To find out if the allergen is causing your rash, you will need to avoid that substance. For example, if the test shows that you have a nickel allergy, you may need to:
Stop wearing jewelry and clothing (zippers, fasteners) that contain nickel.
Cover your cell phone with a case to avoid touching the metal.
Get a pair of eyeglasses made without nickel.
If your skin clears when you avoid the allergen, it is likely the cause of your rash.
How dermatologist treat contact dermatitis
Treatment is the same for both types of contact dermatitis. Avoid what is causing your rash. If avoiding the cause will be difficult, ask your dermatologist for help. For example, if you are allergic to latex but must wear exam gloves, your dermatologist can recommend another type of glove that you can wear. If you must work outdoors where poison ivy grows, your dermatologist can recommend a protective barrier cream and clothing that can help.
Once you can avoid the cause, your rash should clear.
To relieve your symptoms, a dermatologist may recommend the following:
Mild reaction: Antihistamine pills, moisturizers, and a corticosteroid that you can apply to your skin.
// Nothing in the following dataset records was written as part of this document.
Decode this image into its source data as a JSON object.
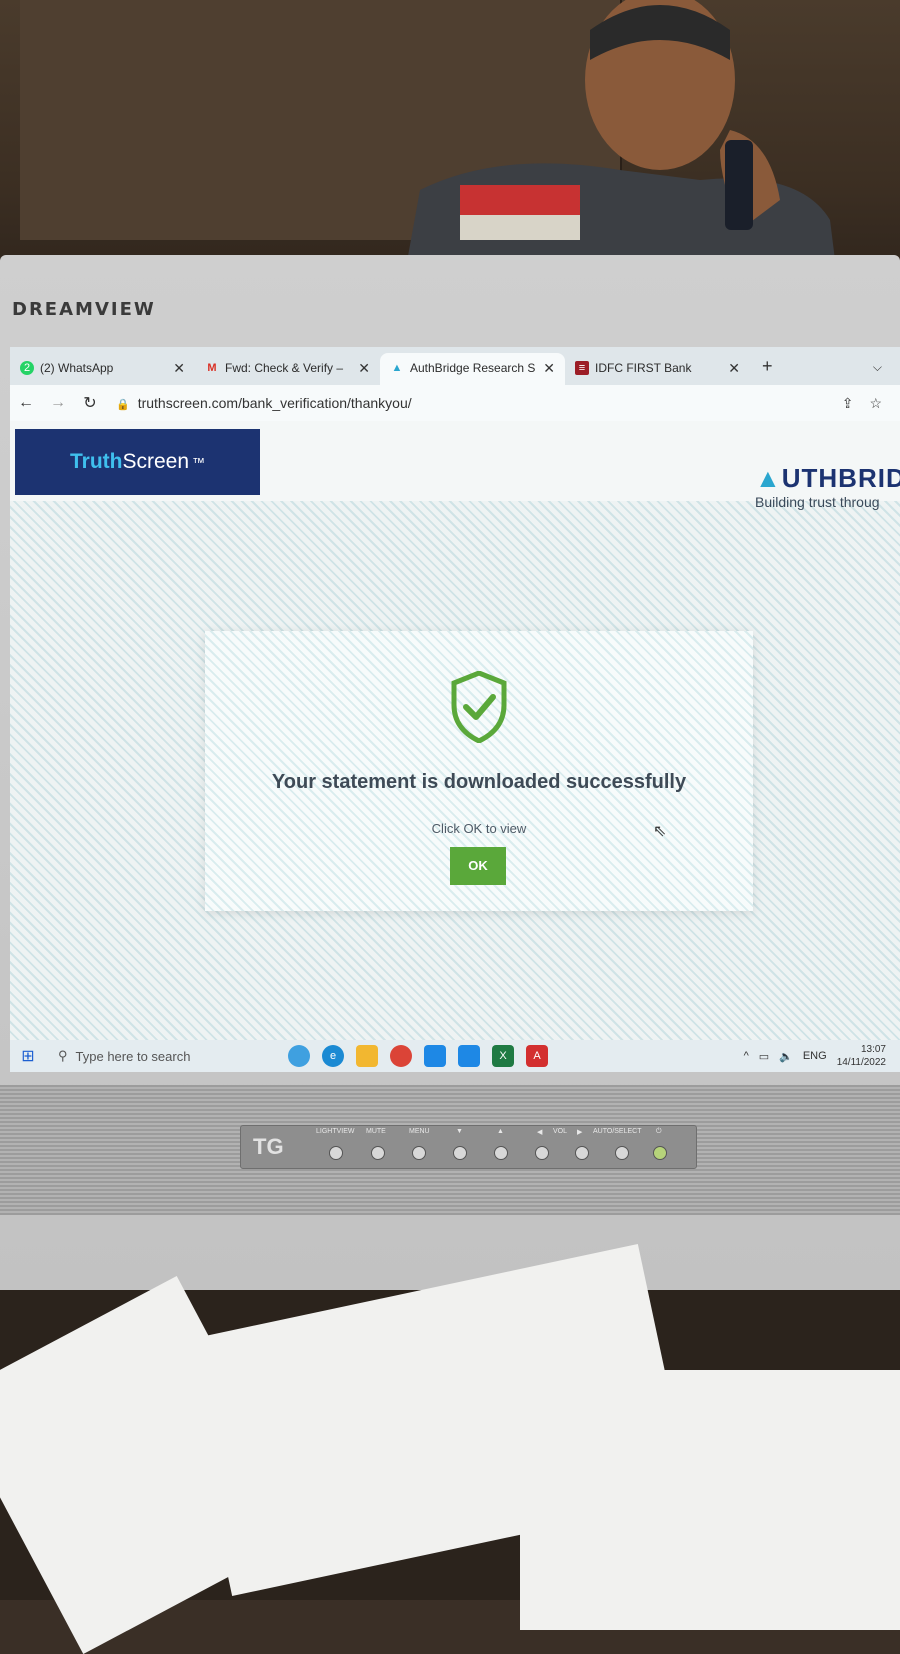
{
  "monitor": {
    "brand": "DREAMVIEW"
  },
  "browser": {
    "tabs": [
      {
        "label": "(2) WhatsApp",
        "badge": "2",
        "active": false
      },
      {
        "label": "Fwd: Check & Verify – ",
        "active": false
      },
      {
        "label": "AuthBridge Research S",
        "active": true
      },
      {
        "label": "IDFC FIRST Bank",
        "active": false
      }
    ],
    "new_tab": "+",
    "url": "truthscreen.com/bank_verification/thankyou/"
  },
  "header": {
    "truthscreen_logo": {
      "part1": "Truth",
      "part2": "Screen",
      "tm": "™"
    },
    "authbridge_logo": {
      "name": "UTHBRID",
      "tagline": "Building trust throug"
    }
  },
  "dialog": {
    "title": "Your statement is downloaded successfully",
    "subtitle": "Click OK to view",
    "ok_label": "OK",
    "accent_color": "#5aa83a"
  },
  "taskbar": {
    "search_placeholder": "Type here to search",
    "language": "ENG",
    "time": "13:07",
    "date": "14/11/2022"
  },
  "controls": {
    "badge": "TG",
    "labels": [
      "LIGHTVIEW",
      "MUTE",
      "MENU",
      "▼",
      "▲",
      "◀",
      "VOL",
      "▶",
      "AUTO/SELECT",
      "⏻"
    ]
  }
}
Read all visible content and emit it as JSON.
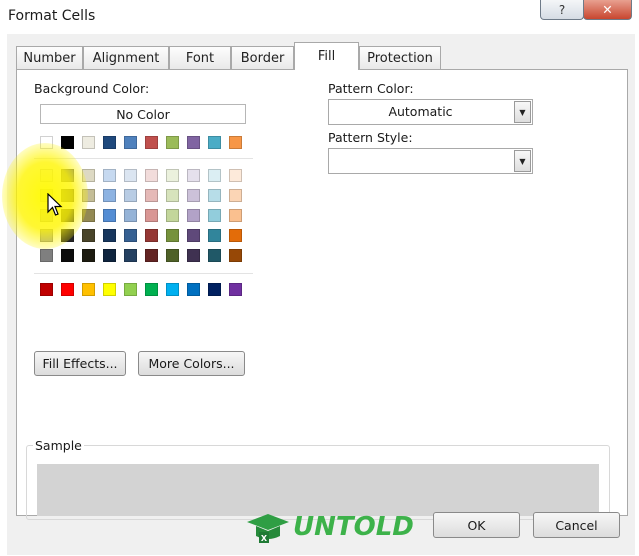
{
  "window": {
    "title": "Format Cells",
    "help_label": "?",
    "close_label": "✕"
  },
  "tabs": [
    {
      "label": "Number",
      "active": false
    },
    {
      "label": "Alignment",
      "active": false
    },
    {
      "label": "Font",
      "active": false
    },
    {
      "label": "Border",
      "active": false
    },
    {
      "label": "Fill",
      "active": true
    },
    {
      "label": "Protection",
      "active": false
    }
  ],
  "fill": {
    "background_color_label": "Background Color:",
    "no_color_label": "No Color",
    "theme_colors_top": [
      "#ffffff",
      "#000000",
      "#eeece1",
      "#1f497d",
      "#4f81bd",
      "#c0504d",
      "#9bbb59",
      "#8064a2",
      "#4bacc6",
      "#f79646"
    ],
    "theme_shades": [
      [
        "#f2f2f2",
        "#7f7f7f",
        "#ddd9c3",
        "#c6d9f0",
        "#dbe5f1",
        "#f2dcdb",
        "#ebf1dd",
        "#e5e0ec",
        "#dbeef3",
        "#fdeada"
      ],
      [
        "#d8d8d8",
        "#595959",
        "#c4bd97",
        "#8db3e2",
        "#b8cce4",
        "#e5b9b7",
        "#d7e3bc",
        "#ccc1d9",
        "#b7dde8",
        "#fbd5b5"
      ],
      [
        "#bfbfbf",
        "#3f3f3f",
        "#938953",
        "#548dd4",
        "#95b3d7",
        "#d99694",
        "#c3d69b",
        "#b2a2c7",
        "#92cddc",
        "#fac08f"
      ],
      [
        "#a5a5a5",
        "#262626",
        "#494429",
        "#17365d",
        "#366092",
        "#953734",
        "#76923c",
        "#5f497a",
        "#31859b",
        "#e36c09"
      ],
      [
        "#7f7f7f",
        "#0c0c0c",
        "#1d1b10",
        "#0f243e",
        "#244061",
        "#632423",
        "#4f6128",
        "#3f3151",
        "#205867",
        "#974806"
      ]
    ],
    "standard_colors": [
      "#c00000",
      "#ff0000",
      "#ffc000",
      "#ffff00",
      "#92d050",
      "#00b050",
      "#00b0f0",
      "#0070c0",
      "#002060",
      "#7030a0"
    ],
    "fill_effects_label": "Fill Effects...",
    "more_colors_label": "More Colors...",
    "pattern_color_label": "Pattern Color:",
    "pattern_color_value": "Automatic",
    "pattern_style_label": "Pattern Style:",
    "pattern_style_value": "",
    "sample_label": "Sample",
    "sample_color": "#d3d3d3"
  },
  "buttons": {
    "ok_label": "OK",
    "cancel_label": "Cancel"
  },
  "watermark": {
    "brand_text": "UNTOLD"
  }
}
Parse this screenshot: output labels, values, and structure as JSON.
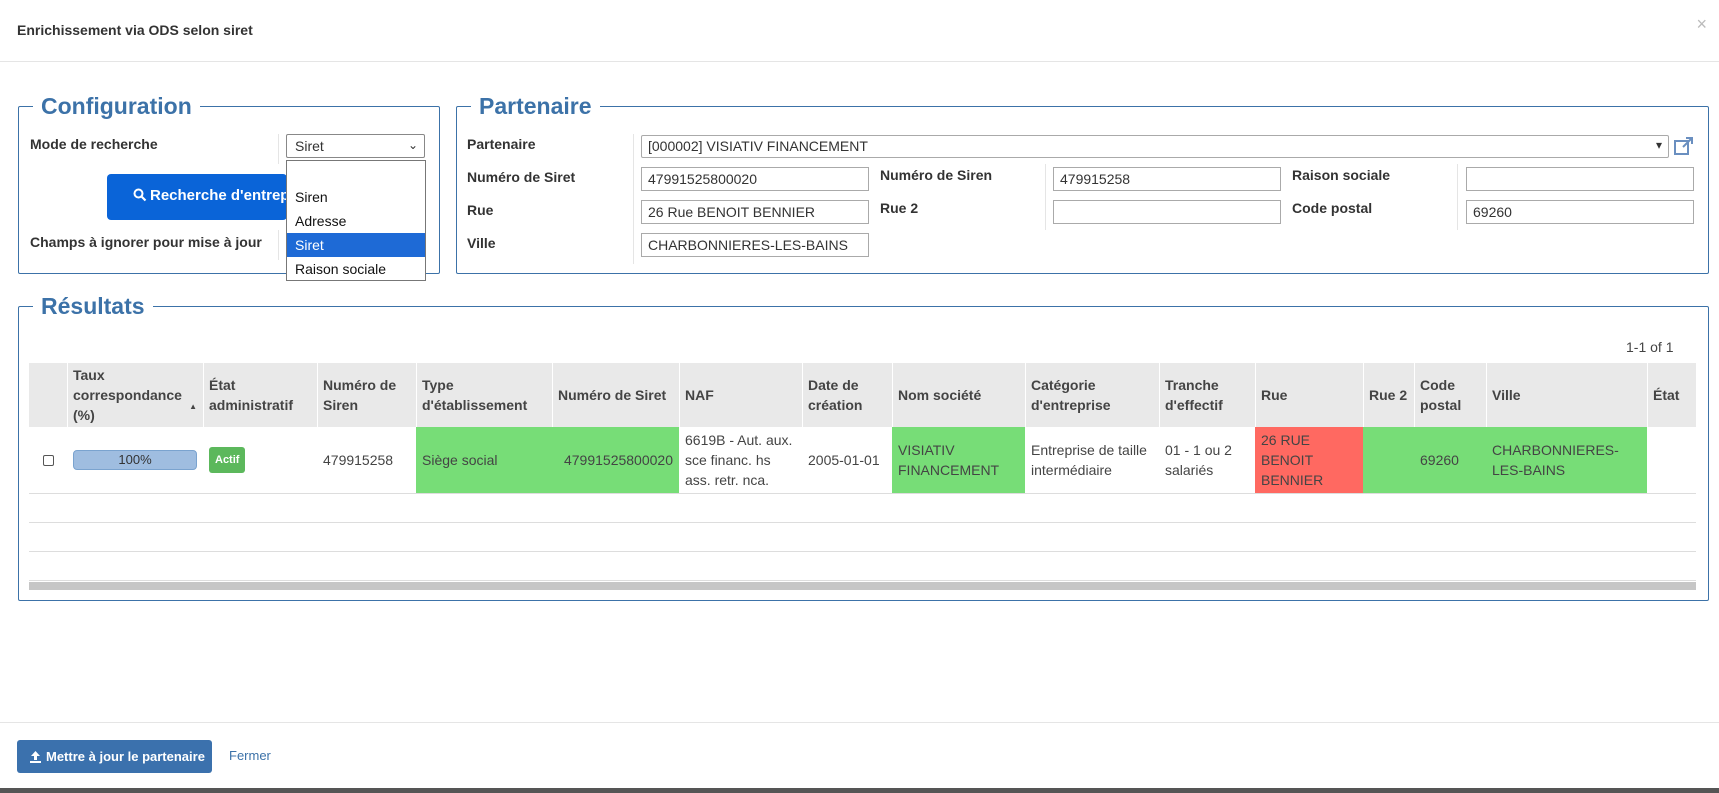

Most patients apply the medicine twice a day for 1 week and once a day for 1 to 2 weeks.
Oatmeal baths can relieve discomfort.
Severe reaction: If you have a lot of swelling, your face swells, or the rash covers much of your body, you may need a strong medication. Your dermatologist may prescribe prednisone. It is important to take this medication exactly as directed to avoid another flare. Wet dressings can help soothe skin that has lots of oozing and crusting. If your dermatologist recommends wet dressings, you’ll receive instructions to help you make these at home.
If you have an infection, your dermatologist may prescribe an antibiotic. Some patients need light therapy to calm their immune systems. Your dermatologist may refer to this as phototherapy. If you avoid what caused the rash, your skin will clear. Most people see clear skin within 1 to 3 weeks. Clearing may take longer if poison ivy, poison oak, or poison sumac caused your rash. The first time you have an allergic reaction to one of these plants, the rash may linger for 6 weeks. If you get another rash, your skin should clear within 10 to 21 days. Once your skin clears, you must continue to avoid what caused your rash. If your rash does not clear, you should tell your dermatologist. You may need extra help.
Systemic contact dermatitis
Some people develop a rash even when they avoid touching the allergen. A rash can appear when the substance to which you have an allergy gets inside your body. The medical term for this condition is systemic contact dermatitis.
The allergen can get inside your body in different ways. You could:
Eat food that contains the allergen
Inhale or inject a medicine that contains the allergen
Use birth control (IUD or spermicide) that contains the allergen
While rare, some people develop a rash because the fillings in their mouth contain mercury. They could only get rid of the rash when a dentist replaced their fillings with fillings that did not contain mercury. Trying to find everything that contains the allergen can be a challenge. Your dermatologist may be able to help you create a list of things you need to avoid. The list often varies from region to region.
The outcome for patients with contact dermatitis
By avoiding what caused the rash, most people can avoid flare-ups. If you work with substances that caused the rash, you can still avoid a rash. Your dermatologist can recommend ways to work and products to use. More than 80% of people diagnosed with occupational dermatitis successfully manage the condition and recover without any problems.
American Academy of Dermatology:
“Contact dermatitis.” Medical Student Core Curriculum. Last update July 2011.
“Musicians at risk for common skin condition.” News release issued March 16, 2012.
“Saving face: Dermatologists helping patients identify source of facial allergic contact dermatitis.” News release issued August 1, 2013.
Ehrlich A. “Fragrance Allergy.” Presented as a focus session at: The American Academy of Dermatology’s ACADEMY ’06 Summer Meeting. July 2006; San Diego.
Saary J, Qureshi R. “A systematic review of contact dermatitis treatment and prevention.” J Am Acad Dermatol. 2005;53:845-55.